Task prompt
Set the pictures aside and return each record below precisely as written.

Provided material
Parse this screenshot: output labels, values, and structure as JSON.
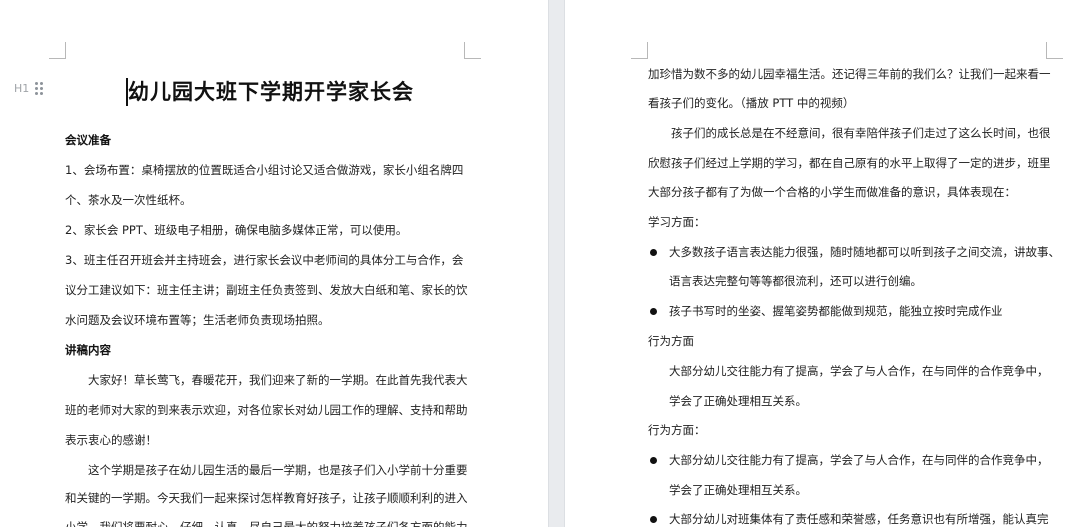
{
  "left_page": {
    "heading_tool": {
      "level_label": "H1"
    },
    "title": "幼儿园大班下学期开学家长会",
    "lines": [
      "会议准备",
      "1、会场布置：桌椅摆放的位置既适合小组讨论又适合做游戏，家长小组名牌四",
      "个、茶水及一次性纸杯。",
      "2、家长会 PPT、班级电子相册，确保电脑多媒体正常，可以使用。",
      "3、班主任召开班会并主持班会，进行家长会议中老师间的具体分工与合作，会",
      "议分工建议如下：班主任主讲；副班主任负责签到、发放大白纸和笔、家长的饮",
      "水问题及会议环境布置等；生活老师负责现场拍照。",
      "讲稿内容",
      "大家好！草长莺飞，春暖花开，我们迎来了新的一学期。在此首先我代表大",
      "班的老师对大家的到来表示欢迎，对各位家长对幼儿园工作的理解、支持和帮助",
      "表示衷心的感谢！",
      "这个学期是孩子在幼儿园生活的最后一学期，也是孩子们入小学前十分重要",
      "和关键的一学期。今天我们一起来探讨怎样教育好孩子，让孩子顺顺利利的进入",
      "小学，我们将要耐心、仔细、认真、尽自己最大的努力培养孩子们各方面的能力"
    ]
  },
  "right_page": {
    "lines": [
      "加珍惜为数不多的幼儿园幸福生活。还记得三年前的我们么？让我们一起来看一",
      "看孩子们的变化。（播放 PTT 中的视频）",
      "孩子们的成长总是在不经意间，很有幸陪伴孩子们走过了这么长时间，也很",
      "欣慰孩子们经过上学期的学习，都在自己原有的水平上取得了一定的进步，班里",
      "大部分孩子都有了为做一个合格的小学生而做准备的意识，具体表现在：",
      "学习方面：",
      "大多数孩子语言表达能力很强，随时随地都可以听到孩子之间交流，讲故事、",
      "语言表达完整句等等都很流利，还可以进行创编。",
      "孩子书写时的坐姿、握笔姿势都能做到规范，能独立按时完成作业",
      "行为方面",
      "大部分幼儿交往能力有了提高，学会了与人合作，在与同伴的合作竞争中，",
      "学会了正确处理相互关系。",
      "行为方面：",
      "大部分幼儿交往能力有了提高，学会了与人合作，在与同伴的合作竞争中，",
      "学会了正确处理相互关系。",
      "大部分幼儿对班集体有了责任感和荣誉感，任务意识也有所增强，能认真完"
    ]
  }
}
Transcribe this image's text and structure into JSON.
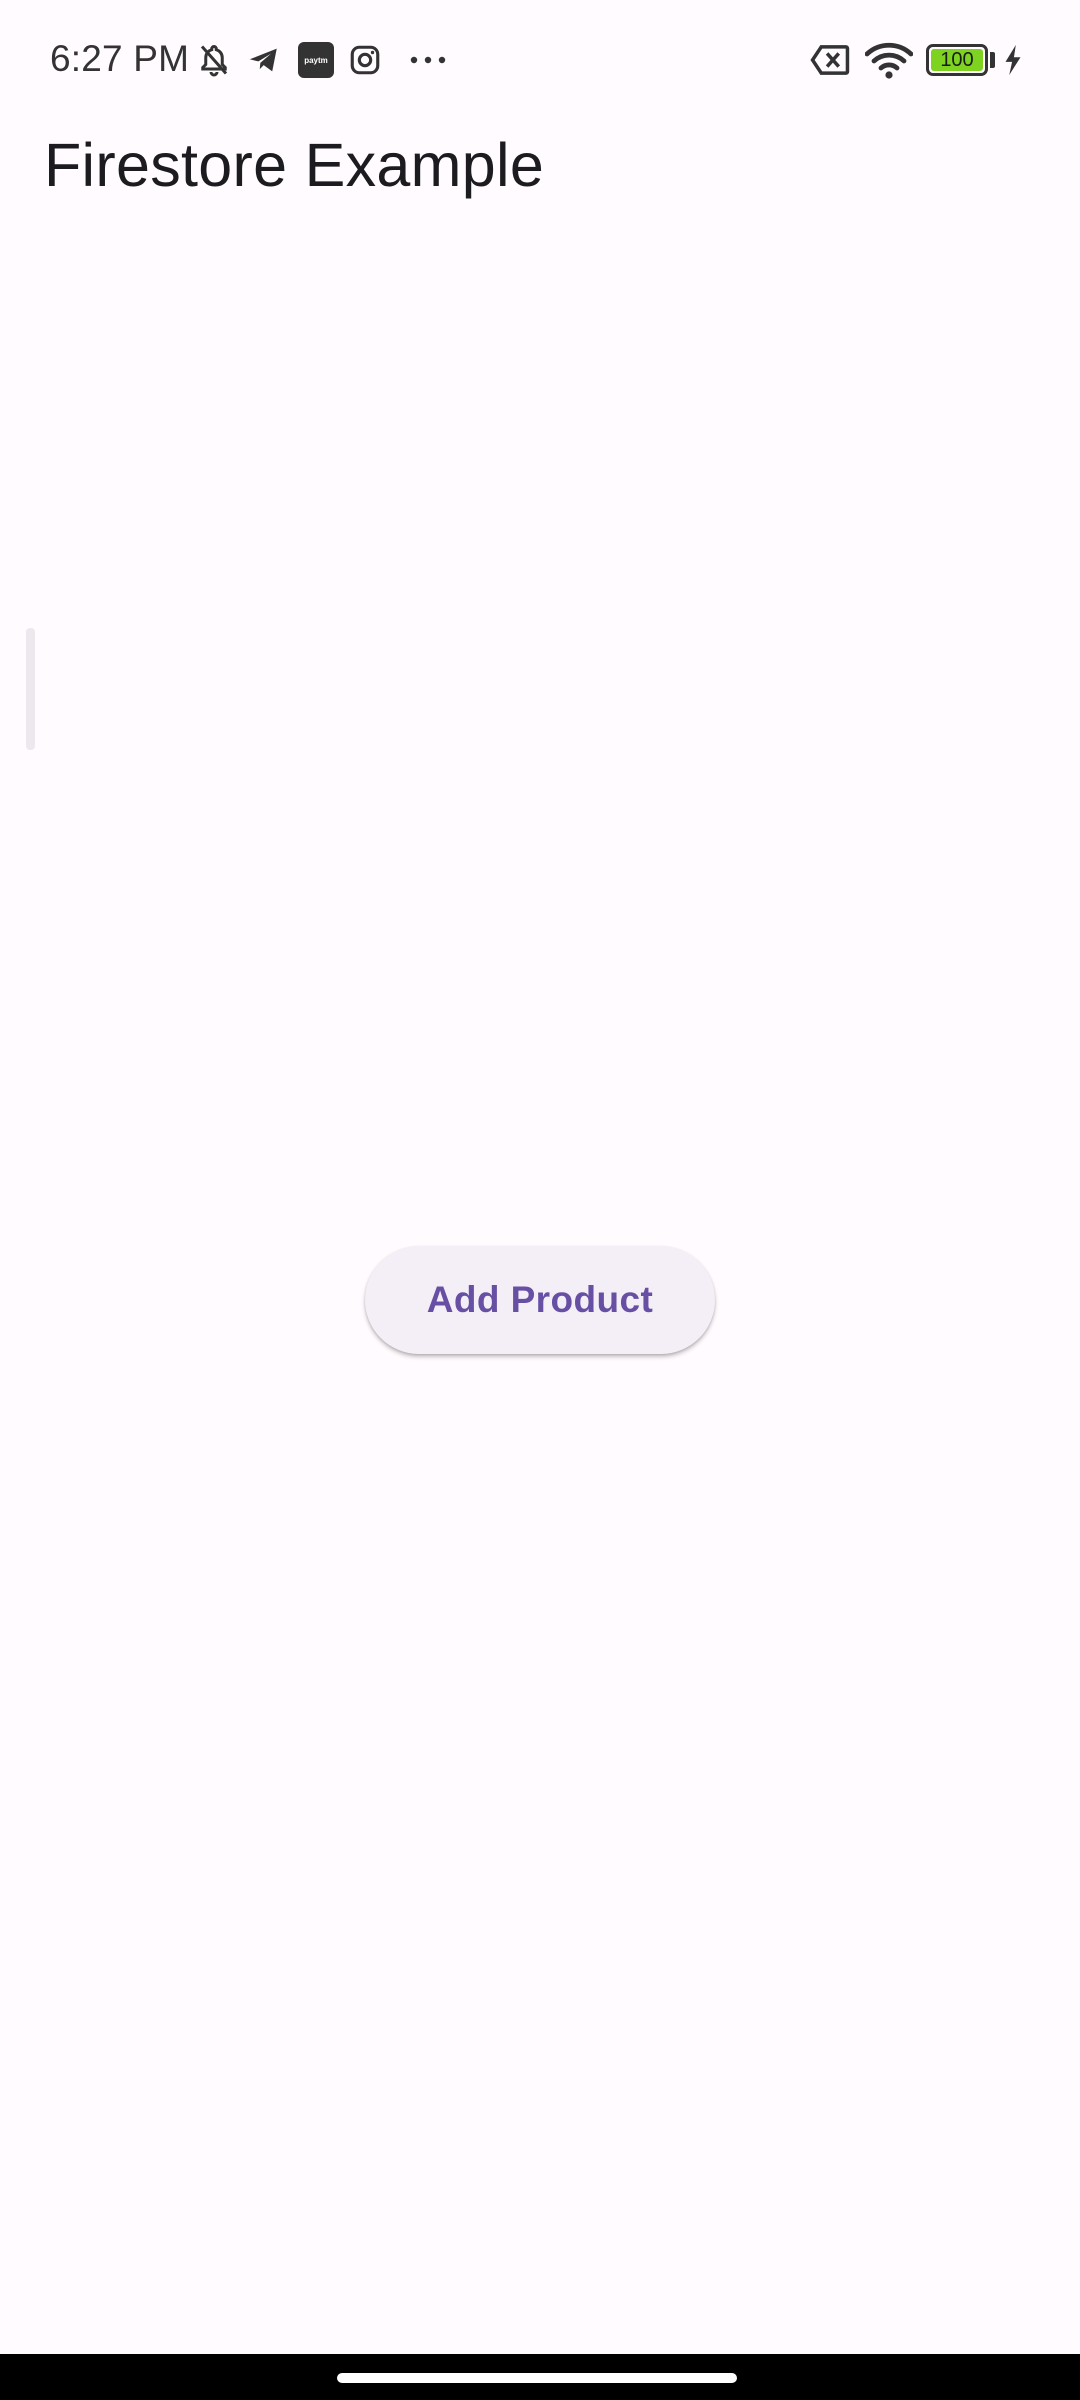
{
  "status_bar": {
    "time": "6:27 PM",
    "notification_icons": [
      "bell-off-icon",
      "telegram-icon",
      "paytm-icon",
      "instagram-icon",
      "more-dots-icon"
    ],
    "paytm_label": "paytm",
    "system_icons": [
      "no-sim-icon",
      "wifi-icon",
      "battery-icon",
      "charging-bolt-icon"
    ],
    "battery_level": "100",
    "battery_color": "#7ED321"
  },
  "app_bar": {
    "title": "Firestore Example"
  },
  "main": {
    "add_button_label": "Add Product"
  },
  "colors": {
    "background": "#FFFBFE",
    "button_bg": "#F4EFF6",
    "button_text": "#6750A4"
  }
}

Finished exercise
Parse this screenshot: output labels, values, and structure as JSON.
{
  "left_page": {
    "heading_tool": {
      "level_label": "H1"
    },
    "title": "幼儿园大班下学期开学家长会",
    "lines": [
      "会议准备",
      "1、会场布置：桌椅摆放的位置既适合小组讨论又适合做游戏，家长小组名牌四",
      "个、茶水及一次性纸杯。",
      "2、家长会 PPT、班级电子相册，确保电脑多媒体正常，可以使用。",
      "3、班主任召开班会并主持班会，进行家长会议中老师间的具体分工与合作，会",
      "议分工建议如下：班主任主讲；副班主任负责签到、发放大白纸和笔、家长的饮",
      "水问题及会议环境布置等；生活老师负责现场拍照。",
      "讲稿内容",
      "大家好！草长莺飞，春暖花开，我们迎来了新的一学期。在此首先我代表大",
      "班的老师对大家的到来表示欢迎，对各位家长对幼儿园工作的理解、支持和帮助",
      "表示衷心的感谢！",
      "这个学期是孩子在幼儿园生活的最后一学期，也是孩子们入小学前十分重要",
      "和关键的一学期。今天我们一起来探讨怎样教育好孩子，让孩子顺顺利利的进入",
      "小学，我们将要耐心、仔细、认真、尽自己最大的努力培养孩子们各方面的能力"
    ]
  },
  "right_page": {
    "lines": [
      "加珍惜为数不多的幼儿园幸福生活。还记得三年前的我们么？让我们一起来看一",
      "看孩子们的变化。（播放 PTT 中的视频）",
      "孩子们的成长总是在不经意间，很有幸陪伴孩子们走过了这么长时间，也很",
      "欣慰孩子们经过上学期的学习，都在自己原有的水平上取得了一定的进步，班里",
      "大部分孩子都有了为做一个合格的小学生而做准备的意识，具体表现在：",
      "学习方面：",
      "大多数孩子语言表达能力很强，随时随地都可以听到孩子之间交流，讲故事、",
      "语言表达完整句等等都很流利，还可以进行创编。",
      "孩子书写时的坐姿、握笔姿势都能做到规范，能独立按时完成作业",
      "行为方面",
      "大部分幼儿交往能力有了提高，学会了与人合作，在与同伴的合作竞争中，",
      "学会了正确处理相互关系。",
      "行为方面：",
      "大部分幼儿交往能力有了提高，学会了与人合作，在与同伴的合作竞争中，",
      "学会了正确处理相互关系。",
      "大部分幼儿对班集体有了责任感和荣誉感，任务意识也有所增强，能认真完"
    ]
  }
}
Transcribe this image's text and structure into JSON.
{
  "status_bar": {
    "time": "6:27 PM",
    "notification_icons": [
      "bell-off-icon",
      "telegram-icon",
      "paytm-icon",
      "instagram-icon",
      "more-dots-icon"
    ],
    "paytm_label": "paytm",
    "system_icons": [
      "no-sim-icon",
      "wifi-icon",
      "battery-icon",
      "charging-bolt-icon"
    ],
    "battery_level": "100",
    "battery_color": "#7ED321"
  },
  "app_bar": {
    "title": "Firestore Example"
  },
  "main": {
    "add_button_label": "Add Product"
  },
  "colors": {
    "background": "#FFFBFE",
    "button_bg": "#F4EFF6",
    "button_text": "#6750A4"
  }
}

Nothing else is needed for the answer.